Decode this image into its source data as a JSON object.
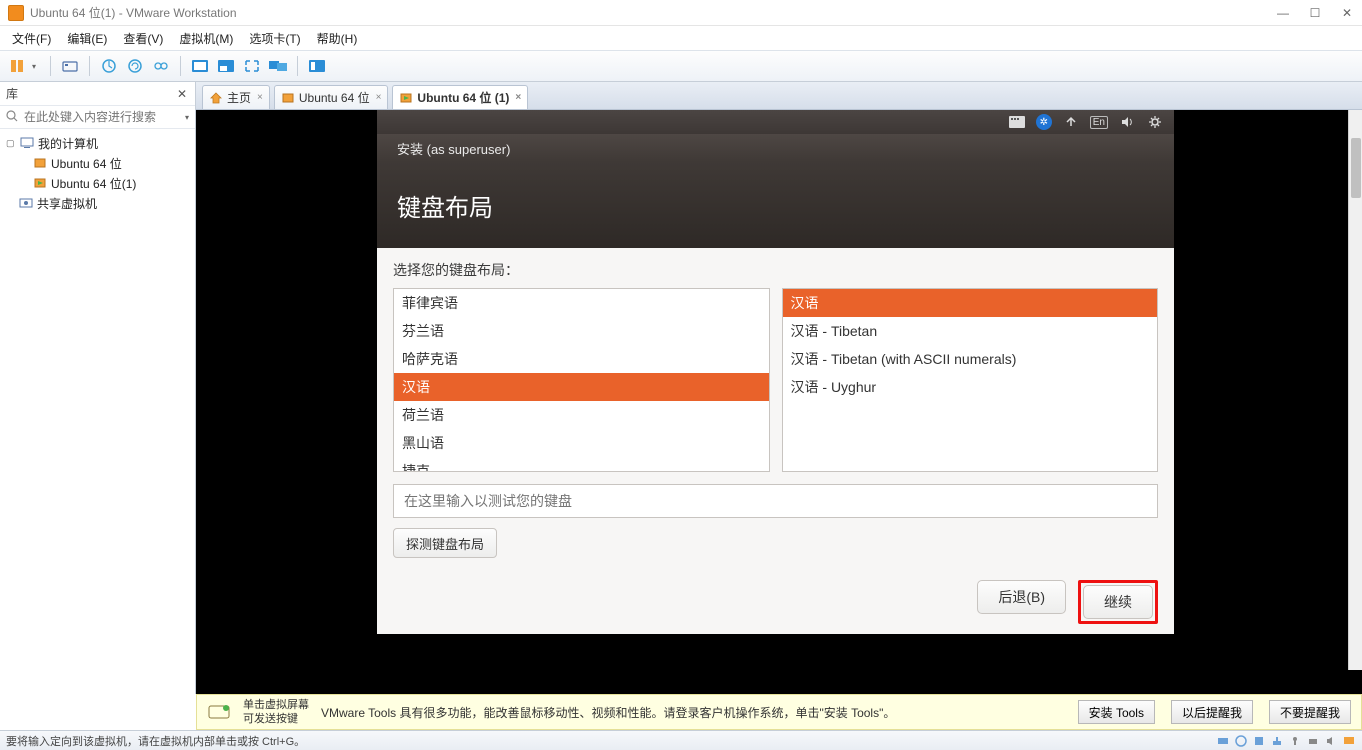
{
  "window": {
    "title": "Ubuntu 64 位(1) - VMware Workstation",
    "min": "—",
    "max": "☐",
    "close": "✕"
  },
  "menu": {
    "file": "文件(F)",
    "edit": "编辑(E)",
    "view": "查看(V)",
    "vm": "虚拟机(M)",
    "tabs": "选项卡(T)",
    "help": "帮助(H)"
  },
  "sidebar": {
    "header": "库",
    "close": "✕",
    "search_placeholder": "在此处键入内容进行搜索",
    "tree": {
      "root": "我的计算机",
      "child1": "Ubuntu 64 位",
      "child2": "Ubuntu 64 位(1)",
      "shared": "共享虚拟机"
    }
  },
  "tabs": {
    "home": "主页",
    "vm1": "Ubuntu 64 位",
    "vm2": "Ubuntu 64 位 (1)",
    "x": "×"
  },
  "vm_topbar": {
    "en": "En"
  },
  "installer": {
    "title": "安装 (as superuser)",
    "heading": "键盘布局",
    "prompt": "选择您的键盘布局：",
    "left_items": [
      "菲律宾语",
      "芬兰语",
      "哈萨克语",
      "汉语",
      "荷兰语",
      "黑山语",
      "捷克"
    ],
    "left_selected_index": 3,
    "right_items": [
      "汉语",
      "汉语 - Tibetan",
      "汉语 - Tibetan (with ASCII numerals)",
      "汉语 - Uyghur"
    ],
    "right_selected_index": 0,
    "test_placeholder": "在这里输入以测试您的键盘",
    "detect": "探测键盘布局",
    "back": "后退(B)",
    "continue": "继续"
  },
  "hint": {
    "line1": "单击虚拟屏幕",
    "line2": "可发送按键",
    "msg": "VMware Tools 具有很多功能，能改善鼠标移动性、视频和性能。请登录客户机操作系统，单击\"安装 Tools\"。",
    "install": "安装 Tools",
    "later": "以后提醒我",
    "never": "不要提醒我"
  },
  "status": {
    "text": "要将输入定向到该虚拟机，请在虚拟机内部单击或按 Ctrl+G。"
  }
}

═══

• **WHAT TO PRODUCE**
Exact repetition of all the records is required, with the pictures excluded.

• **EXERCISE OUTPUT**
Decode this image into its source data as a JSON object.
{
  "window": {
    "title": "Ubuntu 64 位(1) - VMware Workstation",
    "min": "—",
    "max": "☐",
    "close": "✕"
  },
  "menu": {
    "file": "文件(F)",
    "edit": "编辑(E)",
    "view": "查看(V)",
    "vm": "虚拟机(M)",
    "tabs": "选项卡(T)",
    "help": "帮助(H)"
  },
  "sidebar": {
    "header": "库",
    "close": "✕",
    "search_placeholder": "在此处键入内容进行搜索",
    "tree": {
      "root": "我的计算机",
      "child1": "Ubuntu 64 位",
      "child2": "Ubuntu 64 位(1)",
      "shared": "共享虚拟机"
    }
  },
  "tabs": {
    "home": "主页",
    "vm1": "Ubuntu 64 位",
    "vm2": "Ubuntu 64 位 (1)",
    "x": "×"
  },
  "vm_topbar": {
    "en": "En"
  },
  "installer": {
    "title": "安装 (as superuser)",
    "heading": "键盘布局",
    "prompt": "选择您的键盘布局：",
    "left_items": [
      "菲律宾语",
      "芬兰语",
      "哈萨克语",
      "汉语",
      "荷兰语",
      "黑山语",
      "捷克"
    ],
    "left_selected_index": 3,
    "right_items": [
      "汉语",
      "汉语 - Tibetan",
      "汉语 - Tibetan (with ASCII numerals)",
      "汉语 - Uyghur"
    ],
    "right_selected_index": 0,
    "test_placeholder": "在这里输入以测试您的键盘",
    "detect": "探测键盘布局",
    "back": "后退(B)",
    "continue": "继续"
  },
  "hint": {
    "line1": "单击虚拟屏幕",
    "line2": "可发送按键",
    "msg": "VMware Tools 具有很多功能，能改善鼠标移动性、视频和性能。请登录客户机操作系统，单击\"安装 Tools\"。",
    "install": "安装 Tools",
    "later": "以后提醒我",
    "never": "不要提醒我"
  },
  "status": {
    "text": "要将输入定向到该虚拟机，请在虚拟机内部单击或按 Ctrl+G。"
  }
}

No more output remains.